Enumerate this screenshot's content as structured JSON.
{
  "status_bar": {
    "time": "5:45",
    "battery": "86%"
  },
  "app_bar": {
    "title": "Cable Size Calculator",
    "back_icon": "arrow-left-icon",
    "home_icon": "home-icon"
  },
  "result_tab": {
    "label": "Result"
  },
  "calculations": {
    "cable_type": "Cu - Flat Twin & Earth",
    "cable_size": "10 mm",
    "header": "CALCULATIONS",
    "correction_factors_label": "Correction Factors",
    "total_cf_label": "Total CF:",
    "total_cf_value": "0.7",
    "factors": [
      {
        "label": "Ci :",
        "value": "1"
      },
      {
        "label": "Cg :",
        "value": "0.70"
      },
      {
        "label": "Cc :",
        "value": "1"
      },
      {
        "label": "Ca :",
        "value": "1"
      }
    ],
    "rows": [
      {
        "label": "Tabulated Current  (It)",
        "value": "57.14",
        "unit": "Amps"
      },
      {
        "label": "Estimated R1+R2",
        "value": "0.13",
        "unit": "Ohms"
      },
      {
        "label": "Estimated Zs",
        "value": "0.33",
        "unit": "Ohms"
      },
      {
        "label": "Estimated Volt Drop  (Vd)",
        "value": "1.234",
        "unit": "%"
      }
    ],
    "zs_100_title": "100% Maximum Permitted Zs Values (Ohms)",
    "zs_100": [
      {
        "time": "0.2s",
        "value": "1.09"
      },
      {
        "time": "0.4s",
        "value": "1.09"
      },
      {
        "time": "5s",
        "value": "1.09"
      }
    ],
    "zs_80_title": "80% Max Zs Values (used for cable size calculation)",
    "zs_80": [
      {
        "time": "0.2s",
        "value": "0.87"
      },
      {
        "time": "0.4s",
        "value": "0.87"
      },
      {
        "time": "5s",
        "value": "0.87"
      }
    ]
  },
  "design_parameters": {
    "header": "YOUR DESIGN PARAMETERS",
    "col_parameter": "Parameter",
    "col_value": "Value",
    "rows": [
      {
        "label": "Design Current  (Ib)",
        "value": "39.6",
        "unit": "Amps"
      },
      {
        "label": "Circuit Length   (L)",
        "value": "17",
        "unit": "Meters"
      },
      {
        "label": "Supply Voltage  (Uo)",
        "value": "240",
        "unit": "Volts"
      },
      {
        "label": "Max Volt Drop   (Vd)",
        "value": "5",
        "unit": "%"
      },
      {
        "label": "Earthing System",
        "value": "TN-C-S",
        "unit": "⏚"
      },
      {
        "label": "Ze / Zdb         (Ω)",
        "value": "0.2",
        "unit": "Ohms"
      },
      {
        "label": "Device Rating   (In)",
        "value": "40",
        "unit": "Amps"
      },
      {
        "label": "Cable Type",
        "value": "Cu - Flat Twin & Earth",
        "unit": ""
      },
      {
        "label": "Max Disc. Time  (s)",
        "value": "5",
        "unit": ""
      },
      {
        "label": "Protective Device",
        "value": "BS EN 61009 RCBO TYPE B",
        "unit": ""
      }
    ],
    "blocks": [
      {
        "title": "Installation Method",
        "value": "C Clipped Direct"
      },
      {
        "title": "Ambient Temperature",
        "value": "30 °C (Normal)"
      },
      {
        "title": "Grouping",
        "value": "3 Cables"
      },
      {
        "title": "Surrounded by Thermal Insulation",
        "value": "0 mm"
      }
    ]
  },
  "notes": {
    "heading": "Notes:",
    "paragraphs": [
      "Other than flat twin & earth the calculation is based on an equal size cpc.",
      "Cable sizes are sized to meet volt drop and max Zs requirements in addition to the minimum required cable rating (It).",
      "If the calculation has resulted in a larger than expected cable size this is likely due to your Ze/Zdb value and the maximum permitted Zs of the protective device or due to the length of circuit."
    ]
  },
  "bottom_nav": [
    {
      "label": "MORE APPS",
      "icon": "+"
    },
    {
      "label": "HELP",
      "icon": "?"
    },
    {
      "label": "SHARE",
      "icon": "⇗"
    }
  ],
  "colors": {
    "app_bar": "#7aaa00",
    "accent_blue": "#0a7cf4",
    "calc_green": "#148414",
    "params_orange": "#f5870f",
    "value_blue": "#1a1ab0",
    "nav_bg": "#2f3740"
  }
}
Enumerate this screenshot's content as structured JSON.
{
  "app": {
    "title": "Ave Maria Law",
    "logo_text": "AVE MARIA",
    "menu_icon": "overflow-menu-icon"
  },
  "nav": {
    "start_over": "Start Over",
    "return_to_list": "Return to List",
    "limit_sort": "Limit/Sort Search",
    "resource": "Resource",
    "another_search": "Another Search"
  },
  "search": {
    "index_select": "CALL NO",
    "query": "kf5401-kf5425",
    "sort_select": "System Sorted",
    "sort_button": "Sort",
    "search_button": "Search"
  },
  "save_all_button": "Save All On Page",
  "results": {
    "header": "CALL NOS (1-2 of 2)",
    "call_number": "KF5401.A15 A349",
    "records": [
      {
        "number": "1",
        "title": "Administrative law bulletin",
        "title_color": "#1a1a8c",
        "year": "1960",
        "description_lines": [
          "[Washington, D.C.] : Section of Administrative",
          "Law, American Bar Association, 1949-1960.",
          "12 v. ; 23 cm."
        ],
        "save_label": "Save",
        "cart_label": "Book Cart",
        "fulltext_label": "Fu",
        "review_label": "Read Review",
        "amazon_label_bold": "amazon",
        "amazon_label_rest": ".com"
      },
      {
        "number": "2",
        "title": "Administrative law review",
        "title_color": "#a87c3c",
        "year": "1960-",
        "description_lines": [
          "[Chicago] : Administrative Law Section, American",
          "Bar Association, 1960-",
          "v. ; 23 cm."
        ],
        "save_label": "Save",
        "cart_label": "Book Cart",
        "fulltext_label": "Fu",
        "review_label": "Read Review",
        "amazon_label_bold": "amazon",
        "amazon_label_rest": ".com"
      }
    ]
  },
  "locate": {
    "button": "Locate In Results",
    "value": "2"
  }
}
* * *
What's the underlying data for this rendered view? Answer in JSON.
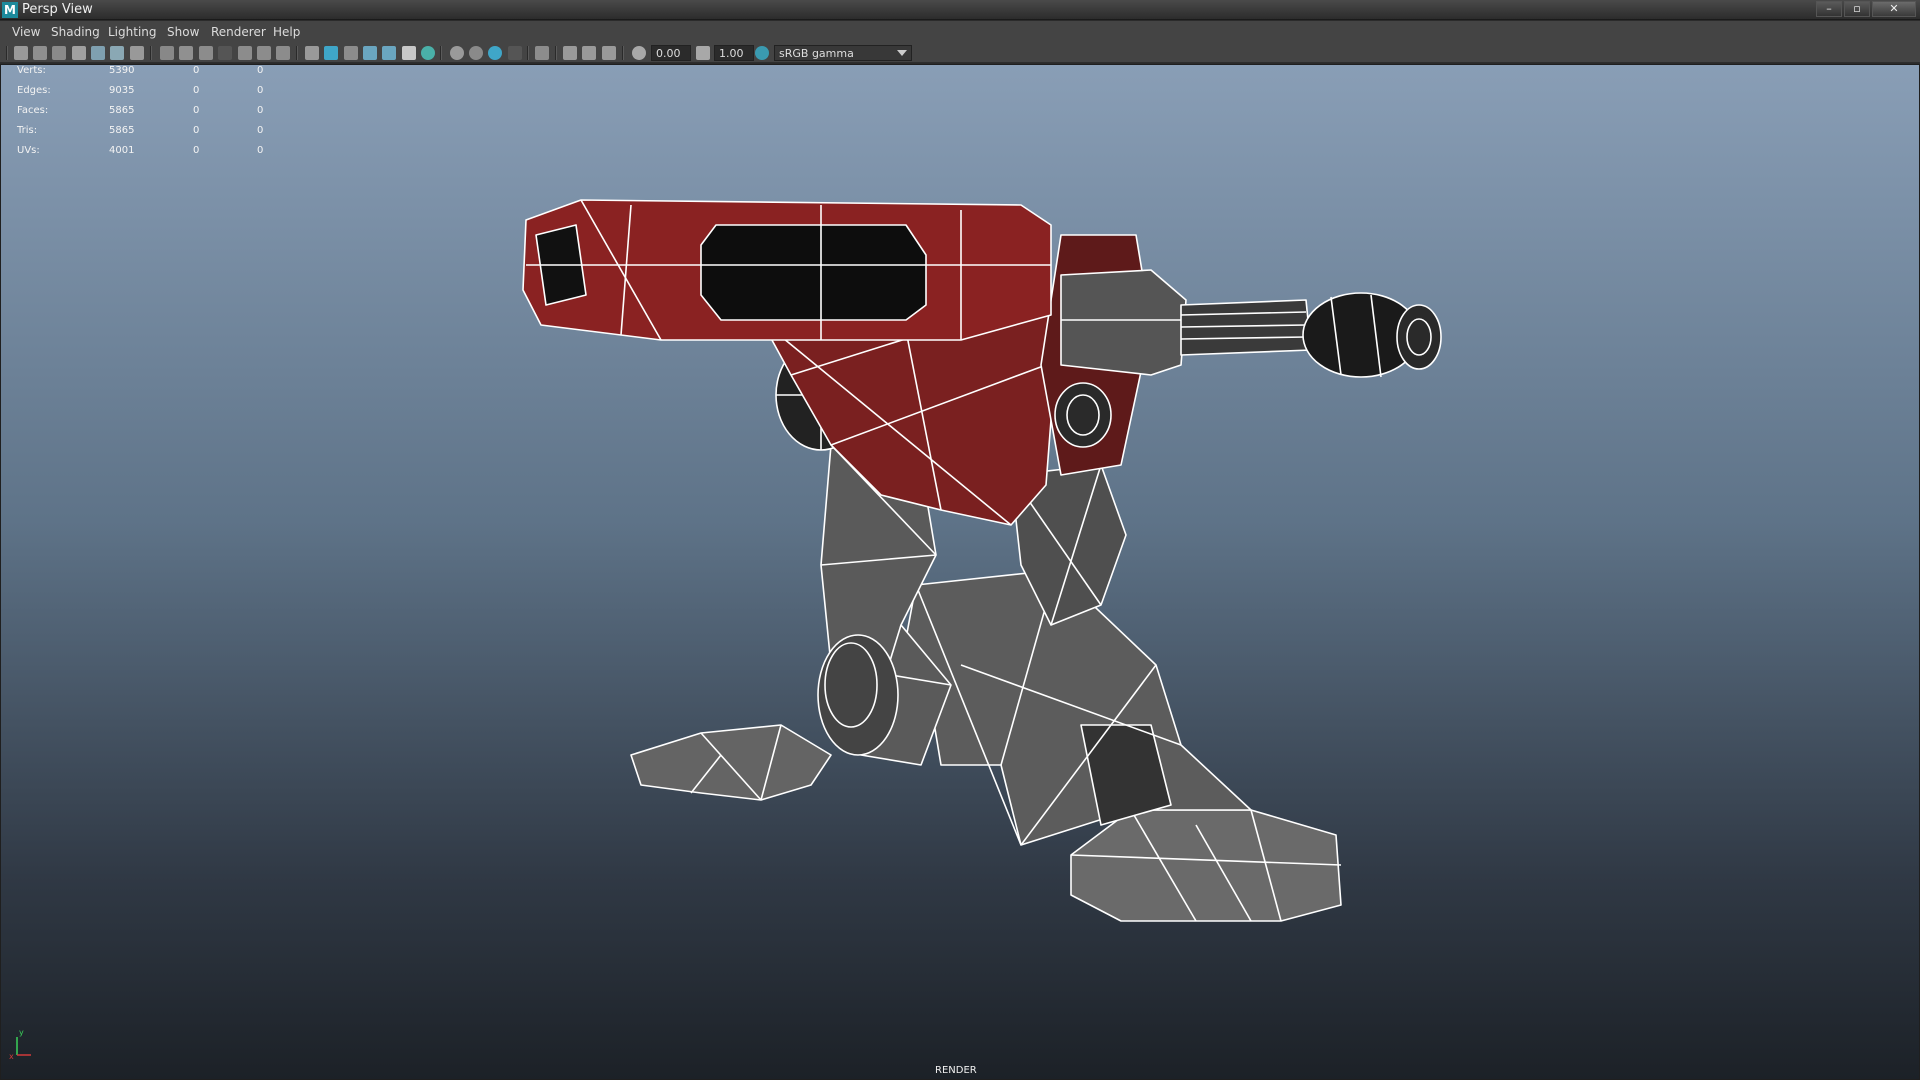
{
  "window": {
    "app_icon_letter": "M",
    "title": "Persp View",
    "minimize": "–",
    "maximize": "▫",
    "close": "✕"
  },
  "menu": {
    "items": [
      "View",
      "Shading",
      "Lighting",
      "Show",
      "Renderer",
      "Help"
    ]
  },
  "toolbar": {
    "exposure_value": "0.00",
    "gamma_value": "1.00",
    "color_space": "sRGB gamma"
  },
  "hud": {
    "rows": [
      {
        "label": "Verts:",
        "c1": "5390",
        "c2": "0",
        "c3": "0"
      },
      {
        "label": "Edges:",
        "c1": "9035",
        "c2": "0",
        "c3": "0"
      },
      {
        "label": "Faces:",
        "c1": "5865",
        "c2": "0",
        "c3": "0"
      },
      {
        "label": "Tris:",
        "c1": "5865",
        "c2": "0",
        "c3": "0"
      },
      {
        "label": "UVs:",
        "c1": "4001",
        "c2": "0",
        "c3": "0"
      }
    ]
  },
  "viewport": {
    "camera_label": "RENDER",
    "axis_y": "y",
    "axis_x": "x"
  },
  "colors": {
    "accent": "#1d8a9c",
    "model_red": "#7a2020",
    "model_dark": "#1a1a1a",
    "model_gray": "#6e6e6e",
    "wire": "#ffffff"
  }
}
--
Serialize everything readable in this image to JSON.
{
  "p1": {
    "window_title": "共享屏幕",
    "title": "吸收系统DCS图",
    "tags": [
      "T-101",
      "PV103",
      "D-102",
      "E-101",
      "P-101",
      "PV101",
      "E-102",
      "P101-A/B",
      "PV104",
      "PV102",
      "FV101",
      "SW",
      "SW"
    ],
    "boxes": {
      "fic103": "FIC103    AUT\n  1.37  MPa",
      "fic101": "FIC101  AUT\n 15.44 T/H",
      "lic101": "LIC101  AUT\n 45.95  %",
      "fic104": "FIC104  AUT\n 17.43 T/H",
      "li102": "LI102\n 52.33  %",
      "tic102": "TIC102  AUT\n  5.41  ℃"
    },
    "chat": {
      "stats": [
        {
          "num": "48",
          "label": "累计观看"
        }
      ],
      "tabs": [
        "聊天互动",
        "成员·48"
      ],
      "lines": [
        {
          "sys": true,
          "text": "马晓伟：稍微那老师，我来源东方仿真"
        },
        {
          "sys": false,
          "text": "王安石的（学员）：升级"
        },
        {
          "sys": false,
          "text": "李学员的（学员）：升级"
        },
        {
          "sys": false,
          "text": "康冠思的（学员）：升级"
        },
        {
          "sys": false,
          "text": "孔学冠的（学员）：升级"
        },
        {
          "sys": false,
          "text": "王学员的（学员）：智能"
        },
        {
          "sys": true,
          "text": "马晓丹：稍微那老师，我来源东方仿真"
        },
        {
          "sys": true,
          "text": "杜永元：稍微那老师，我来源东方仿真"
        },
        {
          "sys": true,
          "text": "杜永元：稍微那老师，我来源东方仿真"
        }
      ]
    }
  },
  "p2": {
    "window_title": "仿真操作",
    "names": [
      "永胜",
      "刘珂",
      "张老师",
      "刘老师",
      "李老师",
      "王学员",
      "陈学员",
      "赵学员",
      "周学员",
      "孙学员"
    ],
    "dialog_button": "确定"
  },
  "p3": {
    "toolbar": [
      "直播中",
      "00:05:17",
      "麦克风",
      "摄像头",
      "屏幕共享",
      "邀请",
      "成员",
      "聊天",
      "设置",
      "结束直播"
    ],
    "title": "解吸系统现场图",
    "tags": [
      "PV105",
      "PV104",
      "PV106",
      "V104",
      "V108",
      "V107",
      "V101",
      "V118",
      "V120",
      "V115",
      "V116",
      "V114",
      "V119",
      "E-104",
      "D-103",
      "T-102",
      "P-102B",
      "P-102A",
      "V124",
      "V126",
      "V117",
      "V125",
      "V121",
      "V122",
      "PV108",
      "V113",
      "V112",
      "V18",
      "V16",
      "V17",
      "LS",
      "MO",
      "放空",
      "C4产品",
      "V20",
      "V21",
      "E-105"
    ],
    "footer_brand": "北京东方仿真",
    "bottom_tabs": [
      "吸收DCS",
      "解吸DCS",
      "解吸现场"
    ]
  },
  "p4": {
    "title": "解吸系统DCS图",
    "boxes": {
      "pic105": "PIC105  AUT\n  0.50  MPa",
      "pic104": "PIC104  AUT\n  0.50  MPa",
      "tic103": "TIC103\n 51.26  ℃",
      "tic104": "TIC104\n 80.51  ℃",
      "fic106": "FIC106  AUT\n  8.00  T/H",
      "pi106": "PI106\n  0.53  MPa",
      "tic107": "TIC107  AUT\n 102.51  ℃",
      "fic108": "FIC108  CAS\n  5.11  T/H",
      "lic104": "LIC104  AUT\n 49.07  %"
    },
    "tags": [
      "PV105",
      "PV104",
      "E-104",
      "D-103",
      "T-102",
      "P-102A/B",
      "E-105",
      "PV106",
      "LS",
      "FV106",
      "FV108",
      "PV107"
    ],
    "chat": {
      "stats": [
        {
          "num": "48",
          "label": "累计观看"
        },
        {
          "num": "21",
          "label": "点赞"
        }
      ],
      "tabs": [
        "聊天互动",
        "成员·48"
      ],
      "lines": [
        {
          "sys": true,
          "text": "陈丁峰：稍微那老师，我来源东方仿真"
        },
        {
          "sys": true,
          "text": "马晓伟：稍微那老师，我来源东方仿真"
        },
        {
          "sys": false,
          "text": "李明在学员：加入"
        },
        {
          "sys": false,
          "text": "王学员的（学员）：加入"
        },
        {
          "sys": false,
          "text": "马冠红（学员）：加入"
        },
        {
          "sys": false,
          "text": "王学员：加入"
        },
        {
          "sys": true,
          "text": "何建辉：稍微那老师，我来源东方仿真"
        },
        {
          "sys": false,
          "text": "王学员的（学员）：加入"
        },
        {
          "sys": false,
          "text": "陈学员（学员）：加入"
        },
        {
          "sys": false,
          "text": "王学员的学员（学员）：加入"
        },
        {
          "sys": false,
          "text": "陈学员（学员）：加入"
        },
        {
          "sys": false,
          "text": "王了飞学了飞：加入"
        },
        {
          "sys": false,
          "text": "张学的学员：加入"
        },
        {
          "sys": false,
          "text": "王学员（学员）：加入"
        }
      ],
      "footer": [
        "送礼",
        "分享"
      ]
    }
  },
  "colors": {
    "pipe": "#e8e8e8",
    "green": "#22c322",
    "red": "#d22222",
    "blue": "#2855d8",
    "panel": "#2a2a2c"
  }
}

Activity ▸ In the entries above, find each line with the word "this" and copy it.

Reply ▸
Enumerate this screenshot's content as structured JSON.
      "If the calculation has resulted in a larger than expected cable size this is likely due to your Ze/Zdb value and the maximum permitted Zs of the protective device or due to the length of circuit."
Enumerate this screenshot's content as structured JSON.
What's the underlying data for this rendered view? Answer in JSON.
Serialize everything readable in this image to JSON.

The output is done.